Little did happen in the 90 minutes of playing time. Gattuso made three changes in his lineup versus three days ago – Mario Rui in place of Elsiad Hysaj and José Callejon in place of Matteo Politano, on top of his forced goalkeeper change. Maurizio Sarri, who no longer than two years ago was still sitting on Napoli’s bench, opted to swap Danilo for Juan Cuadrado in the right-back position comparing to his Semi-Final game with Milan.
Cristiano Ronaldo continued with his inconsistent state of form, only managing to come up with an early shot that forced Alex Meret to dirt his gloves. Paulo Dybala deployed as falso nueve and Douglas Costa on the right flank completed Sarri’s offensive trident, but none of them managed to threaten again Napoli’s goalie before half time.

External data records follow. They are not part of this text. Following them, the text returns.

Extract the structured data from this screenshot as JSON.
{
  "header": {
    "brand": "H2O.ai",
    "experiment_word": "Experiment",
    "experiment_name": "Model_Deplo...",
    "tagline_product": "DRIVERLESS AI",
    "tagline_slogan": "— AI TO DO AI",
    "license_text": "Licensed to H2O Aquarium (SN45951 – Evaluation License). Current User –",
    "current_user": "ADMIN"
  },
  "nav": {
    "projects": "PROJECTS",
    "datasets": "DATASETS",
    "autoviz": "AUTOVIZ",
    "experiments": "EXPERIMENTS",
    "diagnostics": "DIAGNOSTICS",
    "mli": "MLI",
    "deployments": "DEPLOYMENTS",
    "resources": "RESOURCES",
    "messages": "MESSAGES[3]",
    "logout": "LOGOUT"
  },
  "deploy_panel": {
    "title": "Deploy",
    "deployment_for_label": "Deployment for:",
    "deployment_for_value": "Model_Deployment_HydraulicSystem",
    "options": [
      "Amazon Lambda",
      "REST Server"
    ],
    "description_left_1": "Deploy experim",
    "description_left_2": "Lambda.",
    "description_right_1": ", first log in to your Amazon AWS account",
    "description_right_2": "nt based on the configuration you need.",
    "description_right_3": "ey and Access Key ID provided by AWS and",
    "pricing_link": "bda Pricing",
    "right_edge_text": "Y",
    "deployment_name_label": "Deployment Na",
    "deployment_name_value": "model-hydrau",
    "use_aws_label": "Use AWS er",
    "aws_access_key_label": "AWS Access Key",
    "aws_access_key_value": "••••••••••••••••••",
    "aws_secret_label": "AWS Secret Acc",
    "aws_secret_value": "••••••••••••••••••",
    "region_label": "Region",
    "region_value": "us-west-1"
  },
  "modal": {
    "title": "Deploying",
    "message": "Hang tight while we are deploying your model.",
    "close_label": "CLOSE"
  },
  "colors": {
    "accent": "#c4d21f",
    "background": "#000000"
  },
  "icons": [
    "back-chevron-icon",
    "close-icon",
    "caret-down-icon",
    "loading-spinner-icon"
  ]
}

Napoli’s attacking forces consisted of their famed, “short-sized” trio made by José Callejon, Lorenzo Insigne, and Dries Mertens. While the Spaniard appeared a little out of focus and Lorenzo Il Magnifico was the most dangerous of the three – hitting Buffon’s post from the free-kick spot in the 23rd minute – Ciro Mertens could celebrate his contract renewal for Napoli in the best way despite leaving the pitch before full time.
In the 40th minute, Gigi Buffon saved from Diego Demme, then also deflected Lorenzo Insigne’s curl shot in the very next action. Napoli closed the first half attacking and collected the best chances, despite Juventus maintaining more ball possession. But the Olimpico show was a chain of errors with players from both sides struggling to even shot on target.
From the 64th minute on, the game turned into a waltz of substitutions – a scenario we will have to get used to for the remainder of the season. Maurizio Sarri replaced Douglas Costa with Danilo, advancing Juan Cuadrado from a right-back position to a right-winger one. He quickly aborted the experiment, however, as Aaron Ramsey eventually replaced the Colombian in Juve’s lineup.
Gennaro Gattuso’s answer was reshuffling his front-line with Matteo Politano and Arkadiusz Milik in place of José Callejon and Dries Mertens. Milik had a great chance right after his deployment, but his shot from close to the penalty kick spot hit the empty side stands of the Stadio Olimpico.
Sarri’s next move was pulling off Miralem Pjanic, replacing him with Federico Bernardeschi. Gattuso threw in the mix Allan Marques and then Elif Elmas, with the North Macedonian being the protagonist of Napoli’s clearest scoring chance in the 92nd minute. When Nikola Maksimovic’s header called Buffon to a prodigious save, Elmas failed a tap-in from point-blank range, seeing his shot deflected again by Buffon and then by the post.
The Coppa Italia modified rules dictated no extra-times in case of a draw and, considering what seen so far, it was better like that. The Partenopei won the penalty lottery scoring from all their four attempts, while Juventus missed their first two shots. Alex Meret stopped Paulo Dybala’s challenge, whereas Danilo’s shot ended up in the stands, delivering the Coppa Italia to Gattuso’s reborn Napoli.
June 17, 2020 – Coppa Italia 2019-2020 Final
NAPOLI-JUVENTUS 0-0 4-2 on penalties
PENALTY SEQUENCE: Dybala (J) saved, Insigne (N) goal, Danilo (J) out, Politano (N) goal, Bonucci (J) goal, Maksimovic (N) goal, Ramsey (J) goal, Milik (N) goal
|NAPOLI (4-3-3): Meret; Di Lorenzo, Maksimovic, Koulibaly, Mario Rui (79′ Hysaj); Fabian Ruiz (79′ Allan), Demme, Zielinski (87′ Elmas); Callejon (66′ Politano), Mertens (66′ Milik), Insigne (Karnezis, Ghoulam, Llorente, Lozano, Luperto, Manolas, Younes) Coach: Gattuso|
JUVENTUS (4-3-3): Buffon; Cuadrado (84′ Ramsey), Bonucci, De Ligt, Alex Sandro; Bentancur, Pjanic (73′ Bernardeschi), Matuidi; Dybala, Ronaldo, Douglas Costa (65′ Danilo) ( Szczesny, Pinsoglio, De Sciglio, Muratore, Olivieri, Rabiot, Rugani, Vrioni, Zanimacchia) Coach: Sarri
REFEREE: Mr. Doveri from Roma
NOTES: Yellow Cards: Mario Rui (N), Bonucci, Dybala (J); Extra Time: 1st Half 1′, 2nd Half 3′